  • Whether measurement of a specific biomarker should be used, in addition to total IgE level, to guide initiation of treatment with a monoclonal anti-IgE antibody in adults and children with severe asthma. The conditional recommendation was to use a blood eosinophilic cut-off of >260/μL, or a FeNO cut-off of 19.5 ppb, to identify patients over 12 years old with severe allergic asthma, who are more likely to benefit from anti-IgE treatment. This recommendation is of great value in increasing treatment response when both, blood eosinophils and FeNO, are used to select patients.

The use of biomarkers can help to reach the current objective to personalise the approach of managing asthma treatment. GINA consider an add-on biologic type-2 targeted treatment depending on anti-IgE, anti-IL-5/IL-5r and anti-IL-4R status. The level of type-2 mechanisms/pathways has been related to clinical patterns: T2-high with TAC1 and T2-low/non-T2 with TAC2 and TAC3, in relation with TAC status, like blood eosinophil counts.
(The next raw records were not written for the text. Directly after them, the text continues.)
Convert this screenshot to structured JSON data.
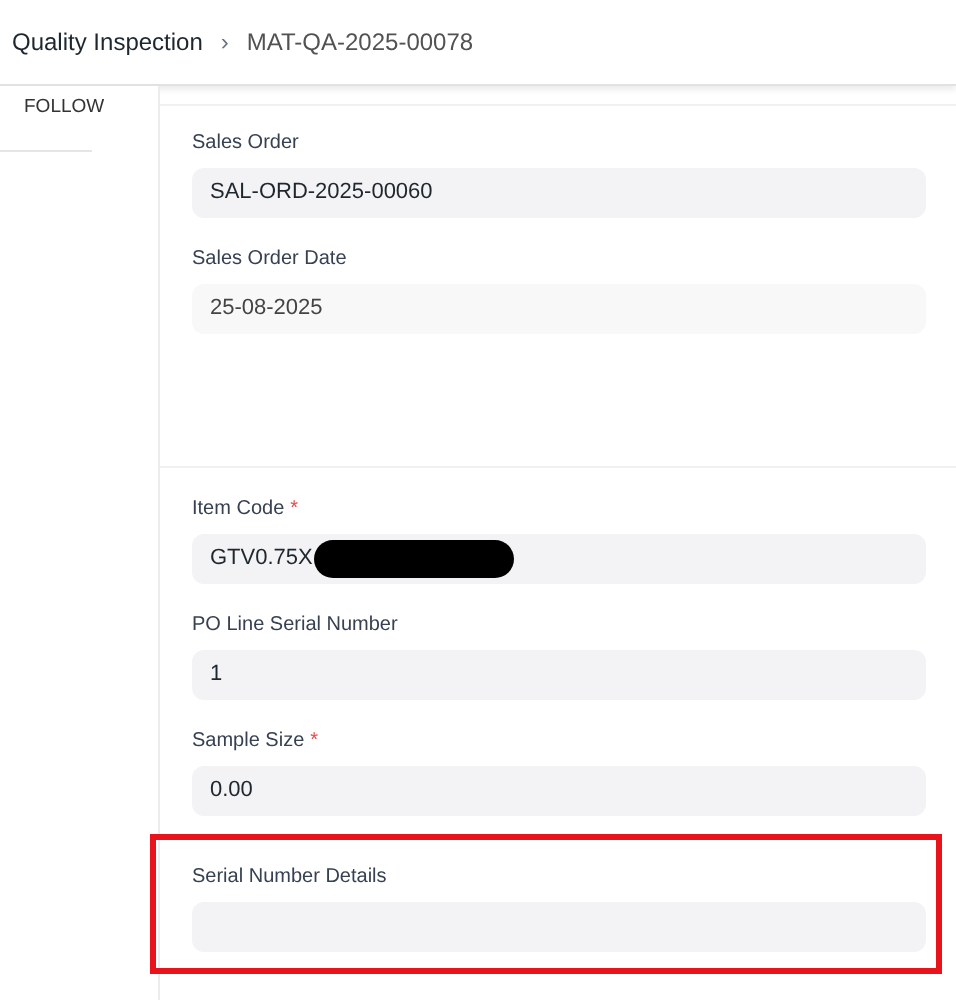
{
  "breadcrumb": {
    "parent": "Quality Inspection",
    "separator": "›",
    "current": "MAT-QA-2025-00078"
  },
  "sidebar": {
    "follow": "FOLLOW"
  },
  "sections": [
    {
      "fields": [
        {
          "label": "Sales Order",
          "required": false,
          "value": "SAL-ORD-2025-00060",
          "read_only": false,
          "redacted": false,
          "highlighted": false
        },
        {
          "label": "Sales Order Date",
          "required": false,
          "value": "25-08-2025",
          "read_only": true,
          "redacted": false,
          "highlighted": false
        }
      ]
    },
    {
      "fields": [
        {
          "label": "Item Code",
          "required": true,
          "value": "GTV0.75X",
          "read_only": false,
          "redacted": true,
          "highlighted": false
        },
        {
          "label": "PO Line Serial Number",
          "required": false,
          "value": "1",
          "read_only": false,
          "redacted": false,
          "highlighted": false
        },
        {
          "label": "Sample Size",
          "required": true,
          "value": "0.00",
          "read_only": false,
          "redacted": false,
          "highlighted": false
        },
        {
          "label": "Serial Number Details",
          "required": false,
          "read_only": false,
          "redacted": false,
          "highlighted": true
        }
      ]
    }
  ],
  "required_mark": "*"
}
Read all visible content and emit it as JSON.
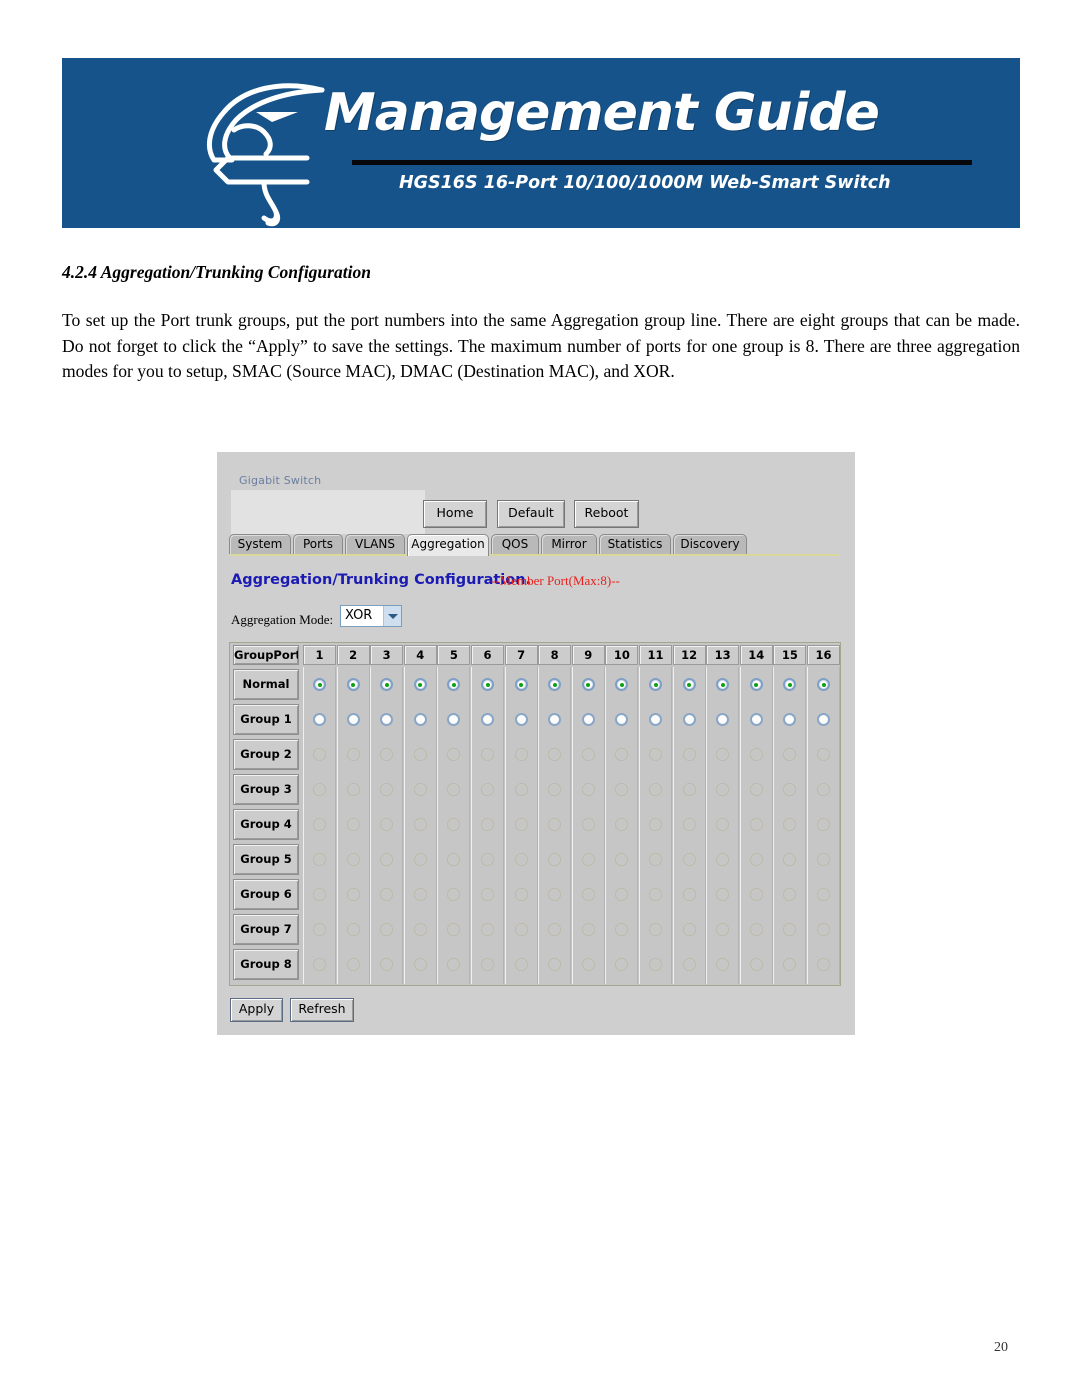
{
  "banner": {
    "title": "Management Guide",
    "subtitle": "HGS16S  16-Port 10/100/1000M Web-Smart Switch",
    "logo_name": "eagle-head-logo",
    "bg_color": "#15538a"
  },
  "document": {
    "heading": "4.2.4 Aggregation/Trunking Configuration",
    "paragraph": "To set up the Port trunk groups, put the port numbers into the same Aggregation group line. There are eight groups that can be made.  Do not forget to click the “Apply” to save the settings.  The maximum number of ports for one group is 8. There are three aggregation modes for you to setup, SMAC (Source MAC), DMAC (Destination MAC), and XOR.",
    "page_number": "20"
  },
  "switch_ui": {
    "brand_label": "Gigabit Switch",
    "top_buttons": [
      "Home",
      "Default",
      "Reboot"
    ],
    "tabs": [
      {
        "label": "System",
        "active": false
      },
      {
        "label": "Ports",
        "active": false
      },
      {
        "label": "VLANS",
        "active": false
      },
      {
        "label": "Aggregation",
        "active": true
      },
      {
        "label": "QOS",
        "active": false
      },
      {
        "label": "Mirror",
        "active": false
      },
      {
        "label": "Statistics",
        "active": false
      },
      {
        "label": "Discovery",
        "active": false
      }
    ],
    "config_title": "Aggregation/Trunking Configuration.",
    "config_title_note": "--Member Port(Max:8)--",
    "mode_label": "Aggregation Mode:",
    "mode_value": "XOR",
    "mode_options": [
      "SMAC",
      "DMAC",
      "XOR"
    ],
    "grid": {
      "corner_header": "GroupPort",
      "port_columns": [
        "1",
        "2",
        "3",
        "4",
        "5",
        "6",
        "7",
        "8",
        "9",
        "10",
        "11",
        "12",
        "13",
        "14",
        "15",
        "16"
      ],
      "rows": [
        {
          "label": "Normal",
          "state": "on"
        },
        {
          "label": "Group 1",
          "state": "off"
        },
        {
          "label": "Group 2",
          "state": "ghost"
        },
        {
          "label": "Group 3",
          "state": "ghost"
        },
        {
          "label": "Group 4",
          "state": "ghost"
        },
        {
          "label": "Group 5",
          "state": "ghost"
        },
        {
          "label": "Group 6",
          "state": "ghost"
        },
        {
          "label": "Group 7",
          "state": "ghost"
        },
        {
          "label": "Group 8",
          "state": "ghost"
        }
      ]
    },
    "bottom_buttons": [
      "Apply",
      "Refresh"
    ],
    "colors": {
      "title_blue": "#1b1bb4",
      "note_red": "#e8201e",
      "selected_dot_green": "#12a012",
      "panel_gray": "#cfcfcf"
    }
  }
}
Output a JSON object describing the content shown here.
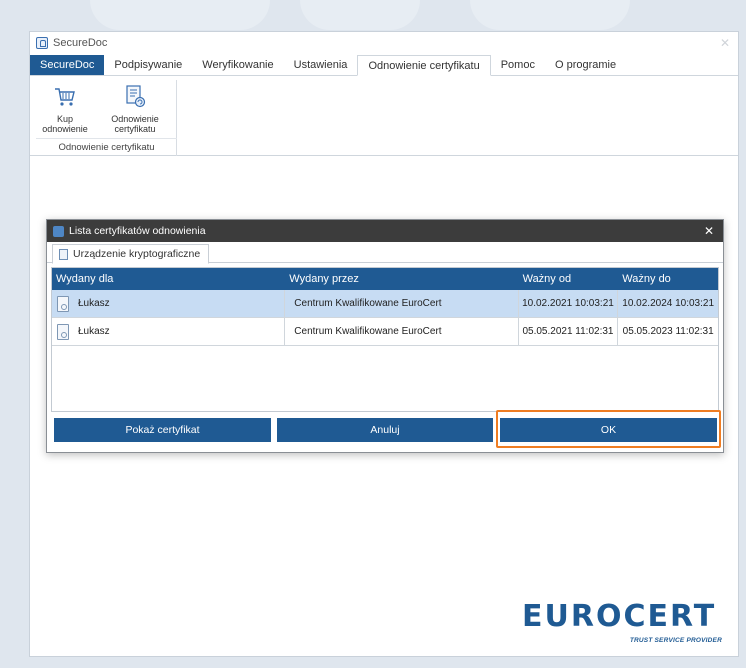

In summary, the system's biology (exposome, lifestyle and genome) condition biological responses, endotypes and clinical phenotypes, which in the end relate to a precision medicine combining targeted treatment and biomarkers.

Other speeches have covered other clinical approaches of severe and non-eosinophilic asthma, illustrated with clinical cases.

  • Summarising from the speech of Dr Nair: There is a rationale to consider that most patients with asthma do not need a biologic. Inadequate airway IL-5 neutralisation with monoclonal antibody can worsen severe prednisone-dependent asthma by autoimmune mechanisms. Targeting IL-4R may be helpful in predominantly non-eosinophil patients. Thermoplasty is an option for severe AHR. Novel imaging may be useful outcome measures.
  • Dr Schleich has pointed out that non-eosinophilic asthma is not responsive to ICS and that there are large unmet needs for patients with severe asthma without significant Th2 inflammation. LAMA is useful in moderate-to-severe asthma and macrolides decrease exacerbations and improve quality of life.